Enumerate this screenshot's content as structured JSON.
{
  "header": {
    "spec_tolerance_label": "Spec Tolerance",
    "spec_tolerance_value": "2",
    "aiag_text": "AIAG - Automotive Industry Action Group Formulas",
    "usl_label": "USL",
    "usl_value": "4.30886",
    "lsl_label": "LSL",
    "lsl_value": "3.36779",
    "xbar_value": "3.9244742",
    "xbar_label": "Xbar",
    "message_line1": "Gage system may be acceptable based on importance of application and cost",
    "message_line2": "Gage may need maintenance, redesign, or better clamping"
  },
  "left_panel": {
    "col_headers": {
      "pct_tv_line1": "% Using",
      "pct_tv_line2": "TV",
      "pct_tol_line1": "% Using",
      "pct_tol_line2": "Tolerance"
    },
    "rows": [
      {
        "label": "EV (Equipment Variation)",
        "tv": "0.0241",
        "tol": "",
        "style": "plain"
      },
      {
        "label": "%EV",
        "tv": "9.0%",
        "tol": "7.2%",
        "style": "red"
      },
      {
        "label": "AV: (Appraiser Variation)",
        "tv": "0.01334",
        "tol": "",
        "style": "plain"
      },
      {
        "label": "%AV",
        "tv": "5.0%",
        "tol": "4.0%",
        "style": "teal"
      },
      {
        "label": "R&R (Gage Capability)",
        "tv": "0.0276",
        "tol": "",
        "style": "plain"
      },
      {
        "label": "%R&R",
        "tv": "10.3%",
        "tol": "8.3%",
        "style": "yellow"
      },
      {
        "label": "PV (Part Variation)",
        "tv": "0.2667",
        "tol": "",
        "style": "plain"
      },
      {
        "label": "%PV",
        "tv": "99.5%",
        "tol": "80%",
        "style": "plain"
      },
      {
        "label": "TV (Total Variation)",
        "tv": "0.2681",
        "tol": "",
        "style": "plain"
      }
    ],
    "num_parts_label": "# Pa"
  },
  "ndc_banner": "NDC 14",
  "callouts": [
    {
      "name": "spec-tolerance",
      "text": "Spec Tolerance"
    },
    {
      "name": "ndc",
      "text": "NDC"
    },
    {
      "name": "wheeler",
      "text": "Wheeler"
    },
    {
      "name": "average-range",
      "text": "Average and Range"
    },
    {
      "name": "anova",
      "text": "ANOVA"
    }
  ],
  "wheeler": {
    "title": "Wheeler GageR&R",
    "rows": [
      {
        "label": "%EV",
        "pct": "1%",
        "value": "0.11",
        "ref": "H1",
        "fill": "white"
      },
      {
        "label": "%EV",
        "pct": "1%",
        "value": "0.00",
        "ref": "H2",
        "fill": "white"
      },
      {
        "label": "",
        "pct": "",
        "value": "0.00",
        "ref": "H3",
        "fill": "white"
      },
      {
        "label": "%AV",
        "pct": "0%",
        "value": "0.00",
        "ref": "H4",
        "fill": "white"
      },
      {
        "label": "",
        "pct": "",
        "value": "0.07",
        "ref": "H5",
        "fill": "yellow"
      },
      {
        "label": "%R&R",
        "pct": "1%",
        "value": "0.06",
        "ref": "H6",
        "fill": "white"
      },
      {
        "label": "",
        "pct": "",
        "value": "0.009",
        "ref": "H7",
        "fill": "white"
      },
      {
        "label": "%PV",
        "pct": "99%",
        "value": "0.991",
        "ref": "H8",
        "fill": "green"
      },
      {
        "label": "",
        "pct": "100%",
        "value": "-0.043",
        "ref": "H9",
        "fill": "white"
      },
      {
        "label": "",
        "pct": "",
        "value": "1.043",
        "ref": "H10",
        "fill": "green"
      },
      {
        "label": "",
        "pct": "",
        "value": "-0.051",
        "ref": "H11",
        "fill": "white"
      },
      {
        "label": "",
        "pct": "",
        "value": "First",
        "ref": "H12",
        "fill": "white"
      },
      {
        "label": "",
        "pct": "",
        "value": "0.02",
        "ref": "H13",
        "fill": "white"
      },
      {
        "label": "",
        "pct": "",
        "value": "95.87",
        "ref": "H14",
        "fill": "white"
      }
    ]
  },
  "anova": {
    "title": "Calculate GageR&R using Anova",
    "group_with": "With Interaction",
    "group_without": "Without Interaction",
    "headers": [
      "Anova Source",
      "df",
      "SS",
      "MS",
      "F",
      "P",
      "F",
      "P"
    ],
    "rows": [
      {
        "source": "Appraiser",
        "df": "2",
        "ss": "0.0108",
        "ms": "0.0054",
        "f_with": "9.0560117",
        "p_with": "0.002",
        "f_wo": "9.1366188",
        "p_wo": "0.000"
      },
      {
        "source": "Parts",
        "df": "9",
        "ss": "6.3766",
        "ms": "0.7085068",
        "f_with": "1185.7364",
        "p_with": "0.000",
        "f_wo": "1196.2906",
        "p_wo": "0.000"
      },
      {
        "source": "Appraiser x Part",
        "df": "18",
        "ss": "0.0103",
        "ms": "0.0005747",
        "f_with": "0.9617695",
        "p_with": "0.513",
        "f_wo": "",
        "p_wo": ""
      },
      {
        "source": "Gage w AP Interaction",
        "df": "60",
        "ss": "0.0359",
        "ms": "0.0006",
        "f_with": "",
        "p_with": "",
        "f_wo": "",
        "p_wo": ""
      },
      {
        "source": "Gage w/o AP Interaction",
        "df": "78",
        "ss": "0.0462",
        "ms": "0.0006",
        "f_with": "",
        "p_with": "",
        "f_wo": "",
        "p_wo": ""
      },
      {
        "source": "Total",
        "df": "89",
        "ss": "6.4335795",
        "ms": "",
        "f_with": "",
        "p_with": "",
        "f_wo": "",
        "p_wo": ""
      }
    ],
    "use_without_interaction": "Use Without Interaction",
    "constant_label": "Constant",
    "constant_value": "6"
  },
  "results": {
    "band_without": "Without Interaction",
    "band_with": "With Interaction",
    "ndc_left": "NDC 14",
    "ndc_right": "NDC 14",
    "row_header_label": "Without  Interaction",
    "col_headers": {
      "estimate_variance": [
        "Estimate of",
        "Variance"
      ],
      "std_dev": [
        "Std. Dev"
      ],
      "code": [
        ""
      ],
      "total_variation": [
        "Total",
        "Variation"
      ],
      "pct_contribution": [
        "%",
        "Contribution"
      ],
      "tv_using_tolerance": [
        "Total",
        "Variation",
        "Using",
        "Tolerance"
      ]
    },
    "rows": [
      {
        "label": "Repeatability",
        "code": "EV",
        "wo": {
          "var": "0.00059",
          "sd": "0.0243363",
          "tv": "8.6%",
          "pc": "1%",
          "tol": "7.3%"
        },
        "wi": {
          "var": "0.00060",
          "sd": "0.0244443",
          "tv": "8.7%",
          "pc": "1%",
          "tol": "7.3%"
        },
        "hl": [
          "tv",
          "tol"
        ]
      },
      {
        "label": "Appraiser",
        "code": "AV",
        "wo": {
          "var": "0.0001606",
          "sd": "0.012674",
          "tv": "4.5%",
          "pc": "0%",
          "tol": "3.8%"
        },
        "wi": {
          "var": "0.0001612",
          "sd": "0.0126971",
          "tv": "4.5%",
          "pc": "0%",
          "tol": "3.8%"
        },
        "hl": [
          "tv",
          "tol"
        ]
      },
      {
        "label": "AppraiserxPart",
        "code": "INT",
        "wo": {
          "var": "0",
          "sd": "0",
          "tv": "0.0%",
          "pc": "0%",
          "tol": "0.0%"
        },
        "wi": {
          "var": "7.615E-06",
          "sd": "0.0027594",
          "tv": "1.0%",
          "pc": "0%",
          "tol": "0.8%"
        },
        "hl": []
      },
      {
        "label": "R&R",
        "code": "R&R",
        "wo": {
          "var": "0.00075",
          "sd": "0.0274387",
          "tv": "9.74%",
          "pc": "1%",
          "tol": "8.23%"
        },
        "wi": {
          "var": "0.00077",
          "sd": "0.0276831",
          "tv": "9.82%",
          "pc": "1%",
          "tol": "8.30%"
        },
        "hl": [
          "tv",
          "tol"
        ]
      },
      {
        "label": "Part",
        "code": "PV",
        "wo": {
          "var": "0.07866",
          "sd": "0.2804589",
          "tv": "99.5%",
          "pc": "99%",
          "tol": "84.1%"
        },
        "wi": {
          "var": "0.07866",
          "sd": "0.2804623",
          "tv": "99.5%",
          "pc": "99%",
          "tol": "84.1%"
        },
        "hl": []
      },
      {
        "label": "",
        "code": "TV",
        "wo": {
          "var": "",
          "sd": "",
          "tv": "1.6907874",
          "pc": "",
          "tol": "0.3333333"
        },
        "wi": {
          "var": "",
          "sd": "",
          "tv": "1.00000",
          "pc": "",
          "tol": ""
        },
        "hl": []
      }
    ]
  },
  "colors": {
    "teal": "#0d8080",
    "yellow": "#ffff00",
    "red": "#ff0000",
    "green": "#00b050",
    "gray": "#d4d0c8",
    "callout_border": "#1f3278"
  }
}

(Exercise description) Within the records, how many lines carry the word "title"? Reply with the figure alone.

(Exercise output) 2